Thanks for the memories Justin.

Sunday, June 04, 2006

Decked out

It's the start of summer in Steamboat and the condo we bought last September has a very nice deck, so that means it was time to get "decked out".

Here's the deck with the gas barbeque and outdoor dining set we bought today.

Let's eat!

Update: The BBQ works. Or at least the burner on the right hand side does. Since we don't have gas in our kitchen I got a BBQ with an external burner (on the right hand side) for stir frying (and a new wok). The inaugural dish? Pork and vegetable stir fry with teriyaki sauce. Better than anything you can get at our local chinese restaurants!

Thursday, June 01, 2006

Taking the fast out of fast food
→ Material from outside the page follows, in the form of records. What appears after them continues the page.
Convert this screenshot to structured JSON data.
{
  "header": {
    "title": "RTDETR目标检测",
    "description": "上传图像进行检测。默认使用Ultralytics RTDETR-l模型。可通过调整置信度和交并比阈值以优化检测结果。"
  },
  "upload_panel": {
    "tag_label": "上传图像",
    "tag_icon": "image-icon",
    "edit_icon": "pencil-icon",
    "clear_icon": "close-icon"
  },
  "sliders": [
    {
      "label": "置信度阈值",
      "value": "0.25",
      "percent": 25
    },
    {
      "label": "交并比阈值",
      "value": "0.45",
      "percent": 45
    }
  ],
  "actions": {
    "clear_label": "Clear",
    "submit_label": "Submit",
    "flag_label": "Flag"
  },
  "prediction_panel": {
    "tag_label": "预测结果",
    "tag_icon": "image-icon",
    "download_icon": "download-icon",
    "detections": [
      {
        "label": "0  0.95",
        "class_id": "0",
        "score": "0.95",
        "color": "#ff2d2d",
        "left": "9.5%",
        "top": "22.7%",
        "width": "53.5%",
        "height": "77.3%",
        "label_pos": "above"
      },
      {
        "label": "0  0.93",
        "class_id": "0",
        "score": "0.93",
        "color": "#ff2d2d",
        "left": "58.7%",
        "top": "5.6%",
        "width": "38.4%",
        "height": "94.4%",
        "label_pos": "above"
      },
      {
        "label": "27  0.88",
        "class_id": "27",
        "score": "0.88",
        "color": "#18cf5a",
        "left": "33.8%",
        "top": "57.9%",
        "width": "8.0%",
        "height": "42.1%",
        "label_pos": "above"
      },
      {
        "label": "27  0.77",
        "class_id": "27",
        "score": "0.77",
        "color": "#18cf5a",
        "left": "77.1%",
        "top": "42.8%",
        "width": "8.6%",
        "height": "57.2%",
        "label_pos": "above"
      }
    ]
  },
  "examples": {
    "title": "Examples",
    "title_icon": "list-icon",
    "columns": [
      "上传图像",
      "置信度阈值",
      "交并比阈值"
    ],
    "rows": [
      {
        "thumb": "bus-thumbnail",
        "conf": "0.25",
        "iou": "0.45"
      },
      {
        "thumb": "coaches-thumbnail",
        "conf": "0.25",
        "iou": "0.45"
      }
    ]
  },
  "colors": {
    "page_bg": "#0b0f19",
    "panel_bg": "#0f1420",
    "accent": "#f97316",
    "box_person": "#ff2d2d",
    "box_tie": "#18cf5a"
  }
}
It's official. The Burger King in the American Airlines terminal at LAX is the world's slowest "fast" food restaurant. 25 minutes to get a burger? As John McEnroe used to say, you can't be serious! The staff were the most addled, idle, pathetic looking bunch I've ever seen. Yes it was busy, but the cashier was operating at about a third of the speed of your typical fast food register jockey.
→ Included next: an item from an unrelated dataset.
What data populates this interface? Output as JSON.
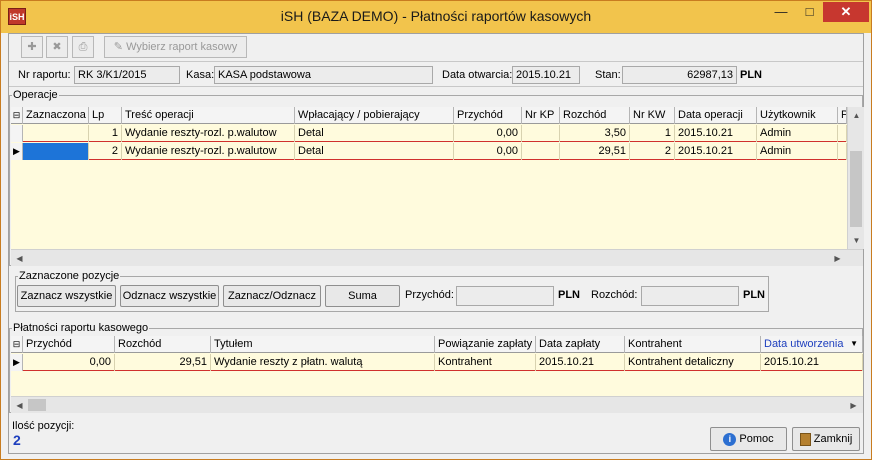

But it isn't ultimately the fault of the staff - the big money honchos at Burger King HQ are the ones to blame for letting this happen. Their whole business model is supposed to be based on repeatable processes and constant monitoring so that you can take minimum wage labour and still produce a consistent product and level of service. It's not like this is a branch in some far flung backwater that they forgot about managing.

But ultimately it isn't even their fault. It's a symptom and result of the bigger problems with domestic aviation in the US and the final link in a long chain of the legacy airlines crapping on their customers.

Firstly, US airlines have stopped serving meals on domestic flights. That's OK if I'm paying $200 to fly from Denver to Dallas with Southwest. But when United charge me $900 for a last minute ticket on a 3.5 hour, 6 pm flight from Denver to Washington and then tell me they can't give me a meal and still make money it's obvious that these guys must struggle to put their shoes on the right feet every morning.

Secondly, the "meals" they have available for purchase are barely worthy of the name. A snack box with some crackers and cheese, crisps and a muffin? Yes, that's what I always eat for dinner. Not! To see how it can be done right, check out the Virgin Blue buy on board menu.

Thirdly, the choice of restaurants in most US airports is basically limited to fast food (Pour Le France in Concourse B at Denver International Airport being for me a very fortunate exception). That's because to generate alternative sources of revenue the airlines overcharge on rentals in their terminals. So the likes of Burger King and McDonalds, who can manage to deliver consistent service in thousands of outlets around the world including in really challenging environments, can't manage to do it in US airports.

It's a wonder the US legacy airlines don't come to their customers' homes to crap on them.

It's so nice to be home

After nearly ten weeks in Australia we finally arrived home today. Our original plan was to be away about five weeks but the project I was working on in Canberra was extended (twice).

We had a great time visiting my family in Tasmania, my wife's family and our old friends in Brisbane and my sister and nephew on the Gold Coast.

Initially I thought I'd be in Canberra only a few days but in the end it was a couple of weeks, so we were able be to catch up with some very old friends from the years in the 80's when we both lived there (and where we met in 1985).

Plus I got to go to three Brisbane Lions games of which they won two, a better return than the four games I saw last year for one win.

We still very much feel at home in Australia. But the feeling of coming home to Steamboat is on another level. I heard some people on the plane from LA to Denver this morning talking about their vacation in Hawaii and how tough it was to go home and all I could think was that there isn't a place on this planet that could be so good that I wouldn't want to come home to the 'Boat.